### TASK REQUIREMENTS:
Your answer should hold every line of the records below that contains the string "points".

Start of Block

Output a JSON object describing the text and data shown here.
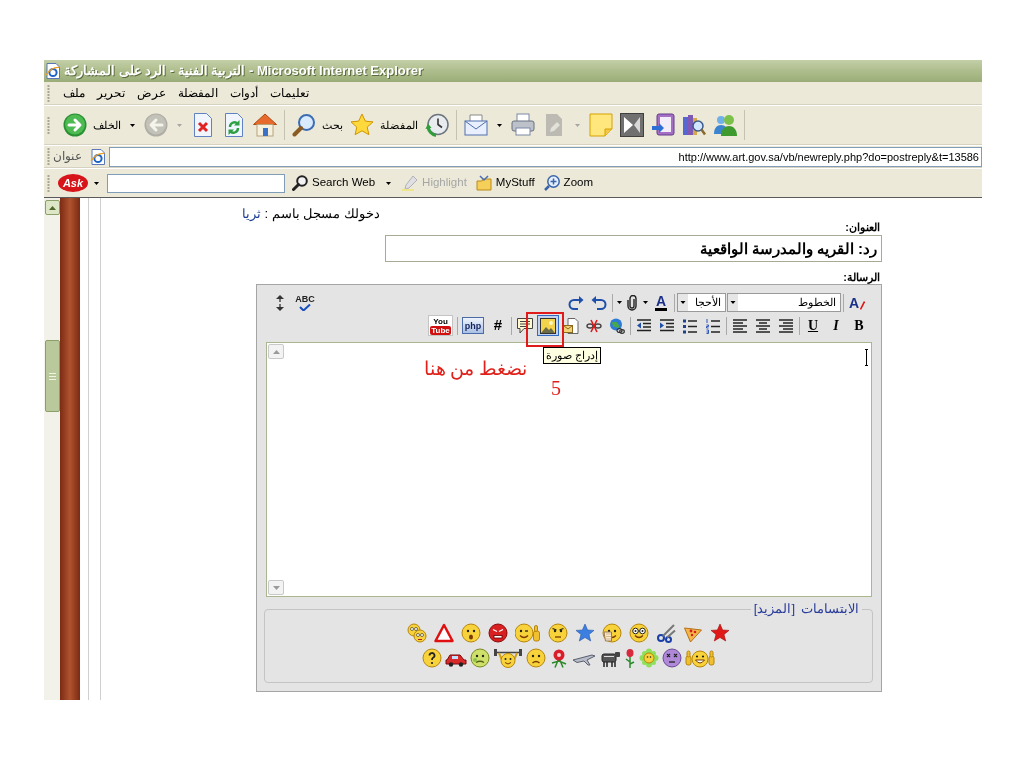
{
  "window": {
    "title": "التربية الفنية - الرد على المشاركة - Microsoft Internet Explorer"
  },
  "menu": [
    "تعليمات",
    "أدوات",
    "المفضلة",
    "عرض",
    "تحرير",
    "ملف"
  ],
  "toolbar": [
    [
      {
        "kind": "messenger",
        "disabled": false
      },
      {
        "kind": "research",
        "disabled": false
      },
      {
        "kind": "onenote",
        "disabled": false
      },
      {
        "kind": "app",
        "disabled": false
      },
      {
        "kind": "note",
        "disabled": false
      },
      {
        "kind": "edit",
        "disabled": true
      },
      {
        "kind": "print",
        "disabled": false
      },
      {
        "kind": "mail",
        "disabled": false
      }
    ],
    [
      {
        "kind": "history",
        "disabled": false
      },
      {
        "kind": "favorites",
        "label": "المفضلة",
        "disabled": false
      },
      {
        "kind": "search",
        "label": "بحث",
        "disabled": false
      }
    ],
    [
      {
        "kind": "home",
        "disabled": false
      },
      {
        "kind": "refresh",
        "disabled": false
      },
      {
        "kind": "stop",
        "disabled": false
      },
      {
        "kind": "forward",
        "disabled": true
      },
      {
        "kind": "back",
        "label": "الخلف",
        "disabled": false
      }
    ]
  ],
  "address_bar": {
    "label": "عنوان",
    "url": "http://www.art.gov.sa/vb/newreply.php?do=postreply&t=13586"
  },
  "ask_toolbar": {
    "logo": "Ask",
    "tools": [
      {
        "kind": "zoom",
        "label": "Zoom",
        "disabled": false
      },
      {
        "kind": "mystuff",
        "label": "MyStuff",
        "disabled": false
      },
      {
        "kind": "highlight",
        "label": "Highlight",
        "disabled": true
      },
      {
        "kind": "search",
        "label": "Search Web",
        "disabled": false
      }
    ]
  },
  "page": {
    "login_text": "دخولك مسجل باسم :",
    "username": "ثريا",
    "title_label": "العنوان:",
    "title_value": "رد: القريه والمدرسة الواقعية",
    "message_label": "الرسالة:"
  },
  "editor": {
    "tools_row1": [
      [
        {
          "kind": "remove_format",
          "text": "A",
          "highlighted": false
        }
      ],
      [
        {
          "kind": "font_select",
          "text": "الخطوط",
          "highlighted": false
        },
        {
          "kind": "size_select",
          "text": "الأحجا",
          "highlighted": false
        }
      ],
      [
        {
          "kind": "font_color",
          "text": "A",
          "highlighted": false
        },
        {
          "kind": "attach",
          "highlighted": false
        }
      ],
      [
        {
          "kind": "undo",
          "highlighted": false
        },
        {
          "kind": "redo",
          "highlighted": false
        }
      ]
    ],
    "tools_row1_end": [
      {
        "kind": "spellcheck",
        "text": "ABC"
      },
      {
        "kind": "resize"
      }
    ],
    "tools_row2": [
      [
        {
          "kind": "bold",
          "text": "B",
          "highlighted": false
        },
        {
          "kind": "italic",
          "text": "I",
          "highlighted": false
        },
        {
          "kind": "underline",
          "text": "U",
          "highlighted": false
        }
      ],
      [
        {
          "kind": "align_right",
          "highlighted": false
        },
        {
          "kind": "align_center",
          "highlighted": false
        },
        {
          "kind": "align_left",
          "highlighted": false
        }
      ],
      [
        {
          "kind": "ordered_list",
          "highlighted": false
        },
        {
          "kind": "unordered_list",
          "highlighted": false
        },
        {
          "kind": "indent",
          "highlighted": false
        },
        {
          "kind": "outdent",
          "highlighted": false
        }
      ],
      [
        {
          "kind": "link",
          "highlighted": false
        },
        {
          "kind": "unlink",
          "highlighted": false
        },
        {
          "kind": "email",
          "highlighted": false
        },
        {
          "kind": "image",
          "highlighted": true
        },
        {
          "kind": "quote",
          "highlighted": false
        }
      ],
      [
        {
          "kind": "hash",
          "text": "#",
          "highlighted": false
        },
        {
          "kind": "php",
          "text": "php",
          "highlighted": false
        }
      ],
      [
        {
          "kind": "youtube",
          "text": "You",
          "text2": "Tube",
          "highlighted": false
        }
      ]
    ],
    "tooltip": "إدراج صورة"
  },
  "annotation": {
    "text": "نضغط من هنا",
    "step": "5"
  },
  "smilies": {
    "legend": "الابتسامات",
    "more": "[المزيد]"
  }
}
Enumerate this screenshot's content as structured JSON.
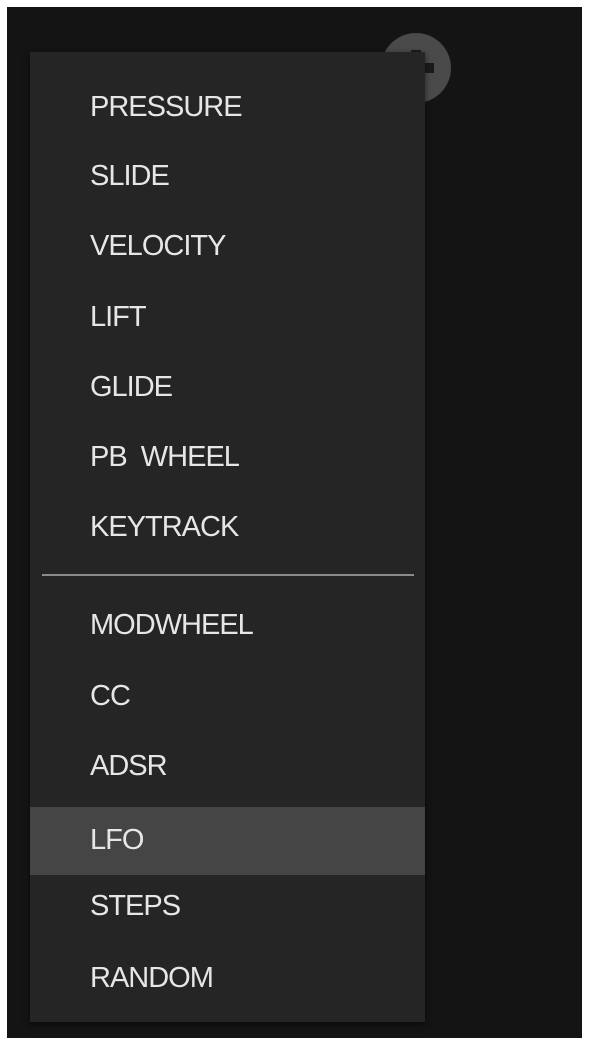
{
  "add_button": {
    "icon": "plus-icon"
  },
  "menu": {
    "items_group1": [
      {
        "label": "PRESSURE"
      },
      {
        "label": "SLIDE"
      },
      {
        "label": "VELOCITY"
      },
      {
        "label": "LIFT"
      },
      {
        "label": "GLIDE"
      },
      {
        "label": "PB  WHEEL"
      },
      {
        "label": "KEYTRACK"
      }
    ],
    "items_group2": [
      {
        "label": "MODWHEEL",
        "selected": false
      },
      {
        "label": "CC",
        "selected": false
      },
      {
        "label": "ADSR",
        "selected": false
      },
      {
        "label": "LFO",
        "selected": true
      },
      {
        "label": "STEPS",
        "selected": false
      },
      {
        "label": "RANDOM",
        "selected": false
      }
    ]
  },
  "colors": {
    "background": "#141414",
    "menu_background": "#252525",
    "selected_row": "#454545",
    "text": "#e6e6e6",
    "divider": "#8a8a8a"
  }
}
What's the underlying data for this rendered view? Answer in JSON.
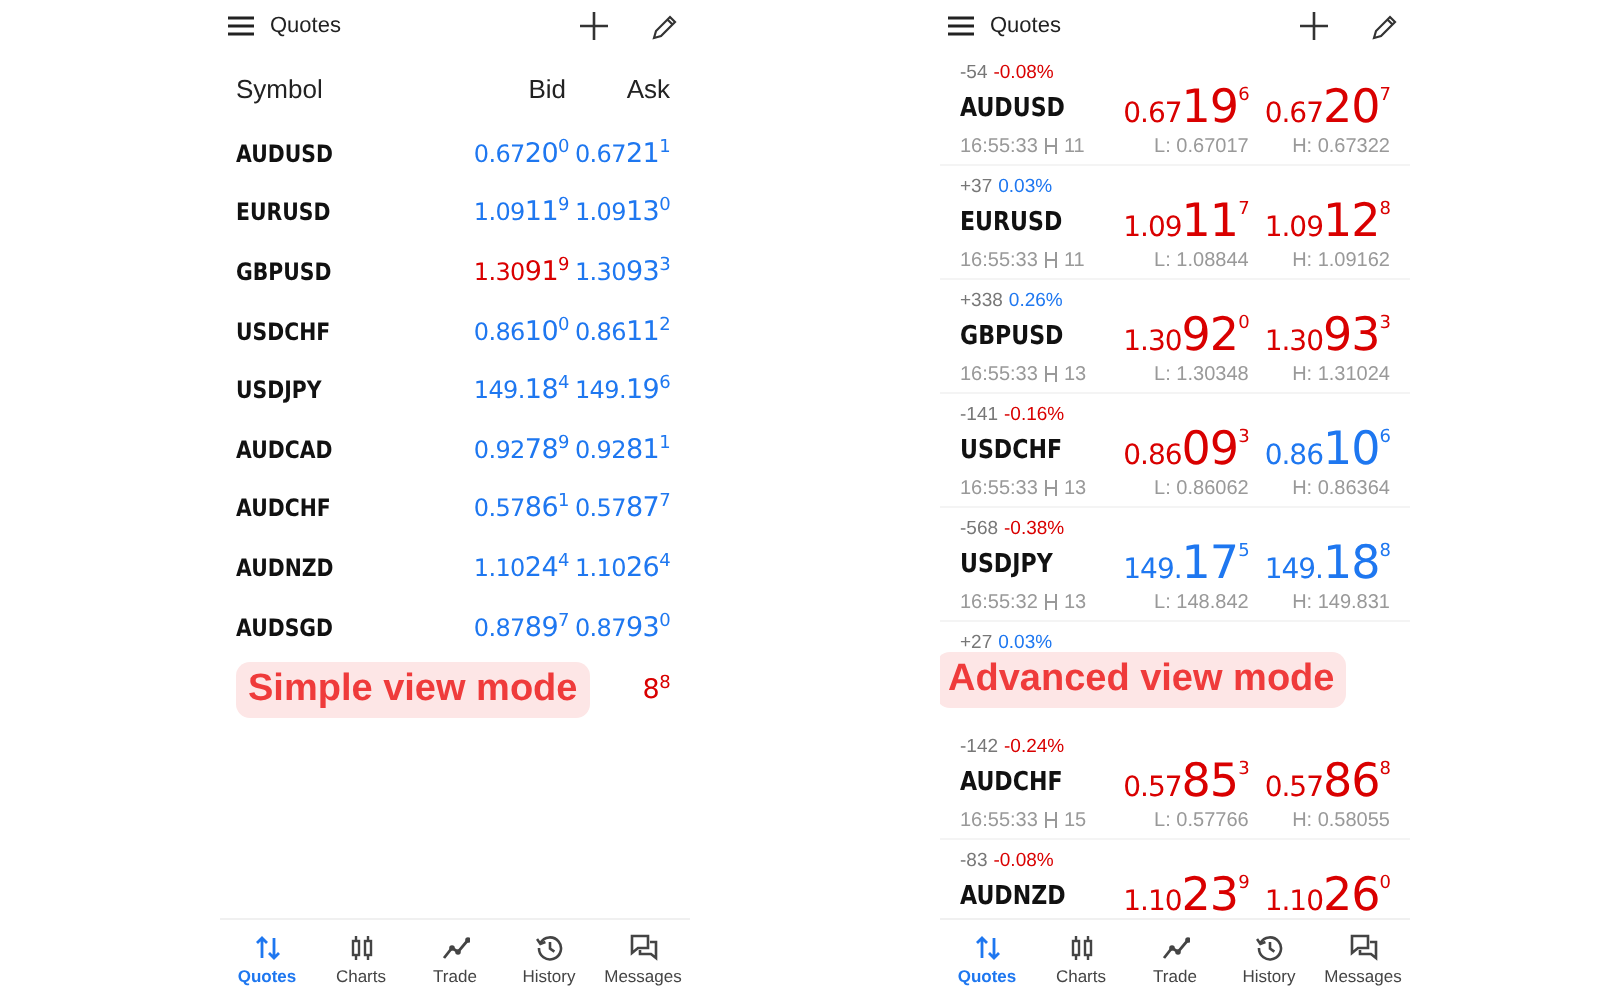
{
  "panels": [
    {
      "kind": "simple",
      "title": "Quotes",
      "columns": [
        "Symbol",
        "Bid",
        "Ask"
      ],
      "rows": [
        {
          "kind": "quote",
          "symbol": "AUDUSD",
          "bid": {
            "pre": "0.67",
            "big": "20",
            "sup": "0",
            "rising": true
          },
          "ask": {
            "pre": "0.67",
            "big": "21",
            "sup": "1",
            "rising": true
          }
        },
        {
          "kind": "quote",
          "symbol": "EURUSD",
          "bid": {
            "pre": "1.09",
            "big": "11",
            "sup": "9",
            "rising": true
          },
          "ask": {
            "pre": "1.09",
            "big": "13",
            "sup": "0",
            "rising": true
          }
        },
        {
          "kind": "quote",
          "symbol": "GBPUSD",
          "bid": {
            "pre": "1.30",
            "big": "91",
            "sup": "9",
            "rising": false
          },
          "ask": {
            "pre": "1.30",
            "big": "93",
            "sup": "3",
            "rising": true
          }
        },
        {
          "kind": "quote",
          "symbol": "USDCHF",
          "bid": {
            "pre": "0.86",
            "big": "10",
            "sup": "0",
            "rising": true
          },
          "ask": {
            "pre": "0.86",
            "big": "11",
            "sup": "2",
            "rising": true
          }
        },
        {
          "kind": "quote",
          "symbol": "USDJPY",
          "bid": {
            "pre": "149.",
            "big": "18",
            "sup": "4",
            "rising": true
          },
          "ask": {
            "pre": "149.",
            "big": "19",
            "sup": "6",
            "rising": true
          }
        },
        {
          "kind": "quote",
          "symbol": "AUDCAD",
          "bid": {
            "pre": "0.92",
            "big": "78",
            "sup": "9",
            "rising": true
          },
          "ask": {
            "pre": "0.92",
            "big": "81",
            "sup": "1",
            "rising": true
          }
        },
        {
          "kind": "quote",
          "symbol": "AUDCHF",
          "bid": {
            "pre": "0.57",
            "big": "86",
            "sup": "1",
            "rising": true
          },
          "ask": {
            "pre": "0.57",
            "big": "87",
            "sup": "7",
            "rising": true
          }
        },
        {
          "kind": "quote",
          "symbol": "AUDNZD",
          "bid": {
            "pre": "1.10",
            "big": "24",
            "sup": "4",
            "rising": true
          },
          "ask": {
            "pre": "1.10",
            "big": "26",
            "sup": "4",
            "rising": true
          }
        },
        {
          "kind": "quote",
          "symbol": "AUDSGD",
          "bid": {
            "pre": "0.87",
            "big": "89",
            "sup": "7",
            "rising": true
          },
          "ask": {
            "pre": "0.87",
            "big": "93",
            "sup": "0",
            "rising": true
          }
        },
        {
          "kind": "covered",
          "ask": {
            "big": "8",
            "sup": "8",
            "rising": false
          }
        }
      ],
      "badge": "Simple view mode",
      "nav": [
        {
          "label": "Quotes",
          "selected": true
        },
        {
          "label": "Charts",
          "selected": false
        },
        {
          "label": "Trade",
          "selected": false
        },
        {
          "label": "History",
          "selected": false
        },
        {
          "label": "Messages",
          "selected": false
        }
      ]
    },
    {
      "kind": "advanced",
      "title": "Quotes",
      "rows": [
        {
          "kind": "quote",
          "points": "-54",
          "percent": "-0.08%",
          "change_rising": false,
          "symbol": "AUDUSD",
          "time": "16:55:33",
          "spread": "11",
          "bid": {
            "pre": "0.67",
            "big": "19",
            "sup": "6",
            "rising": false
          },
          "ask": {
            "pre": "0.67",
            "big": "20",
            "sup": "7",
            "rising": false
          },
          "low": "L: 0.67017",
          "high": "H: 0.67322"
        },
        {
          "kind": "quote",
          "points": "+37",
          "percent": "0.03%",
          "change_rising": true,
          "symbol": "EURUSD",
          "time": "16:55:33",
          "spread": "11",
          "bid": {
            "pre": "1.09",
            "big": "11",
            "sup": "7",
            "rising": false
          },
          "ask": {
            "pre": "1.09",
            "big": "12",
            "sup": "8",
            "rising": false
          },
          "low": "L: 1.08844",
          "high": "H: 1.09162"
        },
        {
          "kind": "quote",
          "points": "+338",
          "percent": "0.26%",
          "change_rising": true,
          "symbol": "GBPUSD",
          "time": "16:55:33",
          "spread": "13",
          "bid": {
            "pre": "1.30",
            "big": "92",
            "sup": "0",
            "rising": false
          },
          "ask": {
            "pre": "1.30",
            "big": "93",
            "sup": "3",
            "rising": false
          },
          "low": "L: 1.30348",
          "high": "H: 1.31024"
        },
        {
          "kind": "quote",
          "points": "-141",
          "percent": "-0.16%",
          "change_rising": false,
          "symbol": "USDCHF",
          "time": "16:55:33",
          "spread": "13",
          "bid": {
            "pre": "0.86",
            "big": "09",
            "sup": "3",
            "rising": false
          },
          "ask": {
            "pre": "0.86",
            "big": "10",
            "sup": "6",
            "rising": true
          },
          "low": "L: 0.86062",
          "high": "H: 0.86364"
        },
        {
          "kind": "quote",
          "points": "-568",
          "percent": "-0.38%",
          "change_rising": false,
          "symbol": "USDJPY",
          "time": "16:55:32",
          "spread": "13",
          "bid": {
            "pre": "149.",
            "big": "17",
            "sup": "5",
            "rising": true
          },
          "ask": {
            "pre": "149.",
            "big": "18",
            "sup": "8",
            "rising": true
          },
          "low": "L: 148.842",
          "high": "H: 149.831"
        },
        {
          "kind": "covered",
          "points": "+27",
          "percent": "0.03%",
          "change_rising": true
        },
        {
          "kind": "quote",
          "points": "-142",
          "percent": "-0.24%",
          "change_rising": false,
          "symbol": "AUDCHF",
          "time": "16:55:33",
          "spread": "15",
          "bid": {
            "pre": "0.57",
            "big": "85",
            "sup": "3",
            "rising": false
          },
          "ask": {
            "pre": "0.57",
            "big": "86",
            "sup": "8",
            "rising": false
          },
          "low": "L: 0.57766",
          "high": "H: 0.58055"
        },
        {
          "kind": "quote",
          "points": "-83",
          "percent": "-0.08%",
          "change_rising": false,
          "symbol": "AUDNZD",
          "bid": {
            "pre": "1.10",
            "big": "23",
            "sup": "9",
            "rising": false
          },
          "ask": {
            "pre": "1.10",
            "big": "26",
            "sup": "0",
            "rising": false
          }
        }
      ],
      "badge": "Advanced view mode",
      "nav": [
        {
          "label": "Quotes",
          "selected": true
        },
        {
          "label": "Charts",
          "selected": false
        },
        {
          "label": "Trade",
          "selected": false
        },
        {
          "label": "History",
          "selected": false
        },
        {
          "label": "Messages",
          "selected": false
        }
      ]
    }
  ]
}
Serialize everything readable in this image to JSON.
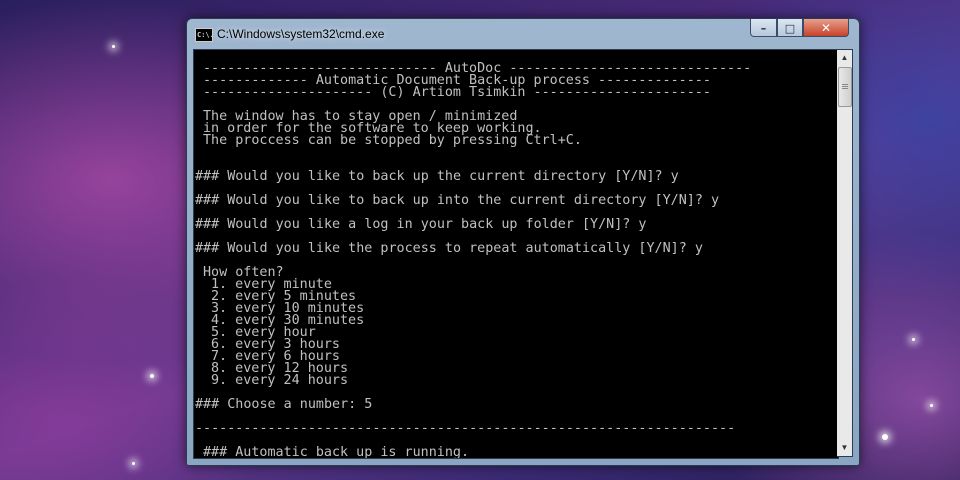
{
  "window": {
    "title": "C:\\Windows\\system32\\cmd.exe",
    "icon_text": "C:\\.",
    "minimize_glyph": "–",
    "maximize_glyph": "□",
    "close_glyph": "✕"
  },
  "console": {
    "lines": [
      "----------------------------- AutoDoc ------------------------------",
      "------------- Automatic Document Back-up process --------------",
      "--------------------- (C) Artiom Tsimkin ----------------------",
      "The window has to stay open / minimized",
      "in order for the software to keep working.",
      "The proccess can be stopped by pressing Ctrl+C.",
      "### Would you like to back up the current directory [Y/N]? y",
      "### Would you like to back up into the current directory [Y/N]? y",
      "### Would you like a log in your back up folder [Y/N]? y",
      "### Would you like the process to repeat automatically [Y/N]? y",
      "How often?",
      "1. every minute",
      "2. every 5 minutes",
      "3. every 10 minutes",
      "4. every 30 minutes",
      "5. every hour",
      "6. every 3 hours",
      "7. every 6 hours",
      "8. every 12 hours",
      "9. every 24 hours",
      "### Choose a number: 5",
      "-------------------------------------------------------------------",
      "### Automatic back up is running."
    ]
  },
  "scrollbar": {
    "up_glyph": "▲",
    "down_glyph": "▼"
  }
}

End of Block

### RESPONSE BELOW:
          "points": "-54",
          "points": "+37",
          "points": "+338",
          "points": "-141",
          "points": "-568",
          "points": "+27",
          "points": "-142",
          "points": "-83",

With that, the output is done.